All of the above mentioned pathophysiological process results in cellular swelling and intracellular accumulation of Na and Ca.
This phase usually lasts for 1-2 weeks. As the name suggests the maintenance phase is the period when the glomerular filtration rate tries to come back to its original physiological state.
During this phase, the afferent arterioles of the glomerulus detect the increased salt retention in the tubules and this leads to constriction of the arterioles that is carried out by the macula densa cells. This is the tubuloglomerular feedback mechanism that helps overcome the injury.
During this phase the damaged tubular cells begin to regenerate . As they recover, physiological disturbance such as abnormal diuresis may occur resulting in salt and water loss and depletion of volume. Though the exact process behind the diuresis hasn't been established but it is presumed to be due to the late recovery of the tubules especially when there is an increase in glomerular filtration. This phase might worsens if diuretics are added from an external source which are usually given during the initiation and maintenance phase.
ATN can be prevented by taking into following precautions:
It is difficult to comment on the efficacy of loop diuretics like mannitol or dopamine to help prevent ATN and no study has been able to prove it.
The kidney has two parts microscopically:
Acute tubular necrosis (ATN) is a condition affecting the tubules of the kidney which could be a reversible or an irreversible process, arising because of a toxic injury or an ischemic injury to the kidney. ATN occurs when the epithelial cells that line the tubule are damaged or die. ATN is known to be a very common disorder in acute kidney injury (AKI). The primary reasons for the occurrence of ATN are usually due to a toxin or decreased blood and oxygen flow to the tubules leading to ischemia.
ATN is difficult to diagnose since it doesn't present symptomatically. ATN is usually suspected when there are symptoms of AKI. These symptoms include decreased urine output, fluid retention, edema, nausea and vomiting, disoriented or decreased consciousness and lethargy. There are 2 types of ATN :
Acute tubular necrosis (ATN) is primarily caused due to lack of oxygen to the kidney tissues also known as ischemia of the kidneys.
Other factors include:
On a cellular level, the tubules present in the kidney either get damaged or destroyed due to ATN. This change in structure of the tubules is the most common cause that lands patients into acute renal failure.
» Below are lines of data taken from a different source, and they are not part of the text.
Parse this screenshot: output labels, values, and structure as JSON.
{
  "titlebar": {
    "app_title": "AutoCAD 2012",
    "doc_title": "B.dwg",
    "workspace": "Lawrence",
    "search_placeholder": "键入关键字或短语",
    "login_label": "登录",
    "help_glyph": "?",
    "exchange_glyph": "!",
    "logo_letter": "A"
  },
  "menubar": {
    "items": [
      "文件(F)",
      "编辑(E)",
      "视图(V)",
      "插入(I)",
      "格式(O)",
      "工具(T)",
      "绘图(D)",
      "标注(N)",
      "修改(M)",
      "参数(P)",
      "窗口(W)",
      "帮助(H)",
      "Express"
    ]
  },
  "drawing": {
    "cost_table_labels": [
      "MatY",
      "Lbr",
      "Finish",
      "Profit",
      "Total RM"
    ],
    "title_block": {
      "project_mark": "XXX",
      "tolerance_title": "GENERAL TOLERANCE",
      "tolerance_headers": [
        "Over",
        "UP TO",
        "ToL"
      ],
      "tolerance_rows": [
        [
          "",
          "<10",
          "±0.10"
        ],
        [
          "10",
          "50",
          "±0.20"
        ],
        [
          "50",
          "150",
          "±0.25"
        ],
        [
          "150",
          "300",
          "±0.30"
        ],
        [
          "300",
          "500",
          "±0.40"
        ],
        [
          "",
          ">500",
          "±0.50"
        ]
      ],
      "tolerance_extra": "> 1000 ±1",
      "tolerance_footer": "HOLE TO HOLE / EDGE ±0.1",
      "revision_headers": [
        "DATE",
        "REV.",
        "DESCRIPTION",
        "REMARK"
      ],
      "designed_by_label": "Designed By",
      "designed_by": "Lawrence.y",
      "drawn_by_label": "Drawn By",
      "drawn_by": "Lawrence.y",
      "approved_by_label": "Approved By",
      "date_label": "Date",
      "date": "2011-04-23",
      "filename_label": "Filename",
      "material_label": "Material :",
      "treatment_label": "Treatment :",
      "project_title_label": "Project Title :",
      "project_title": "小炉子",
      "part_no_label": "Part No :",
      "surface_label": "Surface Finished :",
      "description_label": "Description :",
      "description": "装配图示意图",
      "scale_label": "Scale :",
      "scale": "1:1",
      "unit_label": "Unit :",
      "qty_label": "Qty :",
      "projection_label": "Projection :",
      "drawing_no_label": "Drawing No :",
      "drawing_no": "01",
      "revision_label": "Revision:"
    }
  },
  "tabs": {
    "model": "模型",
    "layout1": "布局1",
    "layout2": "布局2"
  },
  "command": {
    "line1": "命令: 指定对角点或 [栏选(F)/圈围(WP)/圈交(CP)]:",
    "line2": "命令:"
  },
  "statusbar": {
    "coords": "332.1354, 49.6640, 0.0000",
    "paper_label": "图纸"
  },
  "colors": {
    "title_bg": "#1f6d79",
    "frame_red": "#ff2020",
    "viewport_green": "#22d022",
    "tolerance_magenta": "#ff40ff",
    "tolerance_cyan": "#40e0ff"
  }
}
The most common cause of kidney failure in hospitalized patients is ATN.
Some of the risks associated with ATN are enumerated below:
ATN usually doesn't present with a lot of symptoms and often goes undiagnosed, but it can have other symptoms of the underlying disorder that are more pronounced.
A routine physical examination is carried out to analyze the systems. The doctor tries to listen to the heart sounds to make sure all is well with the heart. Sometimes abnormal sounds in lungs and heart can be heard due to excess fluid overload in the body. If any abnormalities are found following tests are recommended:
ATN is a reversible disorder of the kidneys. The main aim in treating ATN is to prevent any further complications that are life-threatening complications of acute kidney failure.
The treatment goals for ATN are:
Most of ATN treatment is supportive therapy, but if all of these fail and seem to not respond, dialysis may be the only option. Since ATN is a reversible disorder, the hemodialysis is temporary. Hemodialysis helps in removal of toxins and extra fluid. This technique decreases the burden of the kidneys and helps them to heal. Though it isn't necessary for all ATN patients to undergo dialysis but it has proven beneficial and is lifesaving especially in cases wherein the potassium levels are too high to manage.